Remove-WindowsFeature -Name FS-SMB1
To complete the removal process, restart your server.
Starting with Windows 10 and Windows Server version 1709, SMB 1 is not installed by default and has separate Windows features for the SMB 1 client and SMB 1 server. We always recommend leaving both the SMB 1 server (
FS-SMB1-SERVER) and the SMB 1 client (
Removing SMB 1 from Windows client
Applies to Windows 10 (versions 1507, 1607, 1703, 1709, and 1803) and Windows 8.1
To remove SMB 1 from your Windows client, execute the following cmdlet from an elevated PowerShell session:
Disable-WindowsOptionalFeature -Online -FeatureName SMB1Protocol
To complete the removal process, restart your PC.
Disabling SMB 1 on legacy versions of Windows/Windows Server
Applies to Windows Server 2012, Windows Server 2008 R2, and Windows 7
SMB 1 cannot be completely removed on legacy versions of Windows/Windows Server, but it can be disabled through the Registry. To disable SMB 1, create a new registry key
SMB1 of type
DWORD with a value of
HKEY_LOCAL_MACHINE > SYSTEM > CurrentControlSet > Services > LanmanServer > Parameters.
You can easily accomplish this with the following PowerShell cmdlet as well:
Set-ItemProperty -Path "HKLM:\SYSTEM\CurrentControlSet\Services\LanmanServer\Parameters" SMB1 -Type DWORD -Value 0 –Force
After creating this registry key, you must restart your server to disable SMB 1.
- Stop using SMB 1
- SMB 1 Product Clearinghouse

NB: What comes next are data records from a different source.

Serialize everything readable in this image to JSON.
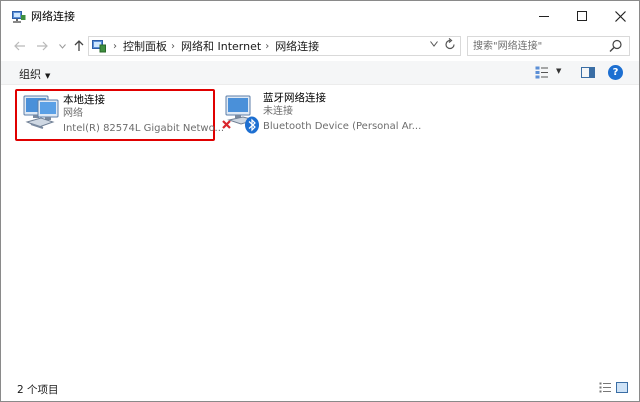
{
  "window": {
    "title": "网络连接"
  },
  "title_icon": "network-connections-icon",
  "nav": {
    "back_icon": "arrow-left-icon",
    "forward_icon": "arrow-right-icon",
    "up_icon": "arrow-up-icon"
  },
  "address": {
    "breadcrumbs": [
      {
        "label": "控制面板"
      },
      {
        "label": "网络和 Internet"
      },
      {
        "label": "网络连接"
      }
    ]
  },
  "search": {
    "placeholder": "搜索\"网络连接\""
  },
  "toolbar": {
    "organize_label": "组织"
  },
  "connections": [
    {
      "name": "本地连接",
      "status": "网络",
      "device": "Intel(R) 82574L Gigabit Netwo...",
      "icon": "ethernet-adapter-icon",
      "highlighted": true
    },
    {
      "name": "蓝牙网络连接",
      "status": "未连接",
      "device": "Bluetooth Device (Personal Ar...",
      "icon": "bluetooth-adapter-icon",
      "highlighted": false
    }
  ],
  "status_bar": {
    "item_count": "2 个项目"
  },
  "colors": {
    "highlight_border": "#e00000",
    "accent": "#1d6fd1",
    "disconnected_x": "#d9262c"
  }
}
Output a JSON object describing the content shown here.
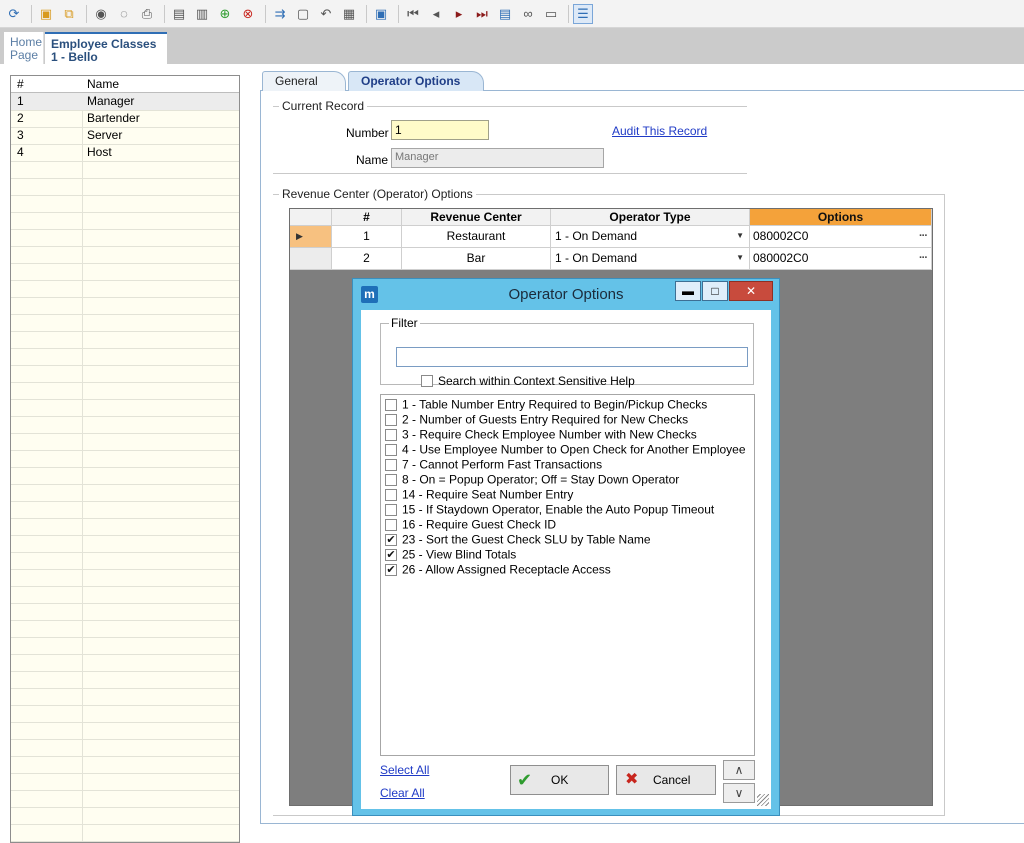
{
  "toolbar": {
    "icons": [
      "refresh-icon",
      "insert-record-icon",
      "insert-copy-icon",
      "find-icon",
      "comment-icon",
      "print-icon",
      "save-icon",
      "save-all-icon",
      "add-icon",
      "delete-icon",
      "copy-records-icon",
      "paste-icon",
      "undo-icon",
      "clipboard-icon",
      "view-icon",
      "first-record-icon",
      "previous-record-icon",
      "next-record-icon",
      "last-record-icon",
      "goto-record-icon",
      "binoculars-icon",
      "window-icon",
      "grid-view-icon"
    ]
  },
  "doc_tabs": {
    "home_line1": "Home",
    "home_line2": "Page",
    "active_line1": "Employee Classes",
    "active_line2": "1 - Bello"
  },
  "left_list": {
    "col_num": "#",
    "col_name": "Name",
    "rows": [
      {
        "num": "1",
        "name": "Manager"
      },
      {
        "num": "2",
        "name": "Bartender"
      },
      {
        "num": "3",
        "name": "Server"
      },
      {
        "num": "4",
        "name": "Host"
      }
    ]
  },
  "tabs": {
    "general": "General",
    "operator_options": "Operator Options"
  },
  "current_record": {
    "title": "Current Record",
    "number_label": "Number",
    "number_value": "1",
    "name_label": "Name",
    "name_placeholder": "Manager",
    "audit_link": "Audit This Record"
  },
  "revenue": {
    "title": "Revenue Center (Operator) Options",
    "headers": {
      "num": "#",
      "rc": "Revenue Center",
      "ot": "Operator Type",
      "opt": "Options"
    },
    "rows": [
      {
        "num": "1",
        "rc": "Restaurant",
        "ot": "1 - On Demand",
        "opt": "080002C0"
      },
      {
        "num": "2",
        "rc": "Bar",
        "ot": "1 - On Demand",
        "opt": "080002C0"
      }
    ]
  },
  "dialog": {
    "logo": "m",
    "title": "Operator Options",
    "filter_title": "Filter",
    "filter_value": "",
    "search_help_label": "Search within Context Sensitive Help",
    "options": [
      {
        "label": "1 - Table Number Entry Required to Begin/Pickup Checks",
        "checked": false
      },
      {
        "label": "2 - Number of Guests Entry Required for New Checks",
        "checked": false
      },
      {
        "label": "3 - Require Check Employee Number with New Checks",
        "checked": false
      },
      {
        "label": "4 - Use Employee Number to Open Check for Another Employee",
        "checked": false
      },
      {
        "label": "7 - Cannot Perform Fast Transactions",
        "checked": false
      },
      {
        "label": "8 - On = Popup Operator; Off = Stay Down Operator",
        "checked": false
      },
      {
        "label": "14 - Require Seat Number Entry",
        "checked": false
      },
      {
        "label": "15 - If Staydown Operator, Enable the Auto Popup Timeout",
        "checked": false
      },
      {
        "label": "16 - Require Guest Check ID",
        "checked": false
      },
      {
        "label": "23 - Sort the Guest Check SLU by Table Name",
        "checked": true
      },
      {
        "label": "25 - View Blind Totals",
        "checked": true
      },
      {
        "label": "26 - Allow Assigned Receptacle Access",
        "checked": true
      }
    ],
    "select_all": "Select All",
    "clear_all": "Clear All",
    "ok": "OK",
    "cancel": "Cancel",
    "up": "∧",
    "down": "∨"
  }
}
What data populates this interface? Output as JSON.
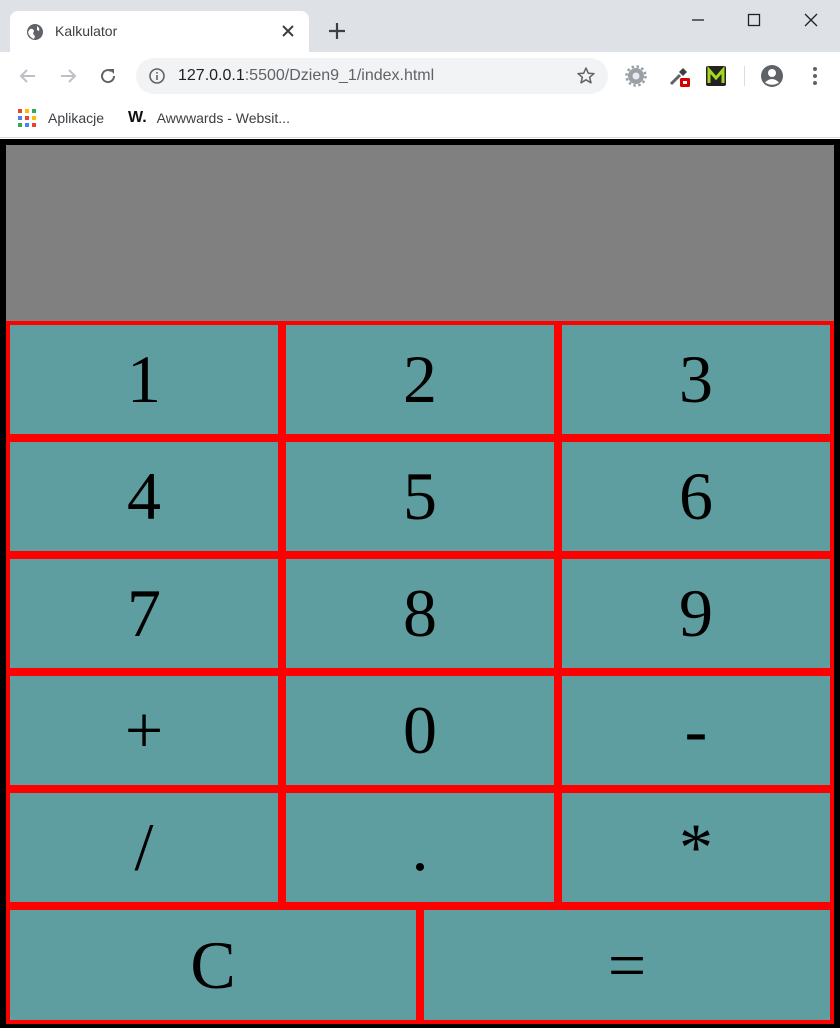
{
  "browser": {
    "tab_title": "Kalkulator",
    "url_host": "127.0.0.1",
    "url_rest": ":5500/Dzien9_1/index.html",
    "bookmarks": [
      {
        "label": "Aplikacje",
        "icon": "apps-grid-icon"
      },
      {
        "label": "Awwwards - Websit...",
        "icon": "awwwards-logo-icon"
      }
    ],
    "awwwards_logo_text": "W."
  },
  "calculator": {
    "display_value": "",
    "keys": {
      "one": "1",
      "two": "2",
      "three": "3",
      "four": "4",
      "five": "5",
      "six": "6",
      "seven": "7",
      "eight": "8",
      "nine": "9",
      "plus": "+",
      "zero": "0",
      "minus": "-",
      "divide": "/",
      "dot": ".",
      "multiply": "*",
      "clear": "C",
      "equals": "="
    }
  },
  "colors": {
    "display_background": "#808080",
    "key_background": "#5f9ea0",
    "key_border": "#ff0000",
    "page_background": "#000000"
  }
}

- Discover SMB 1 in your environment with DSCEA
- Disabling SMB 1 through Group Policy
See these links for more information about Azure Files: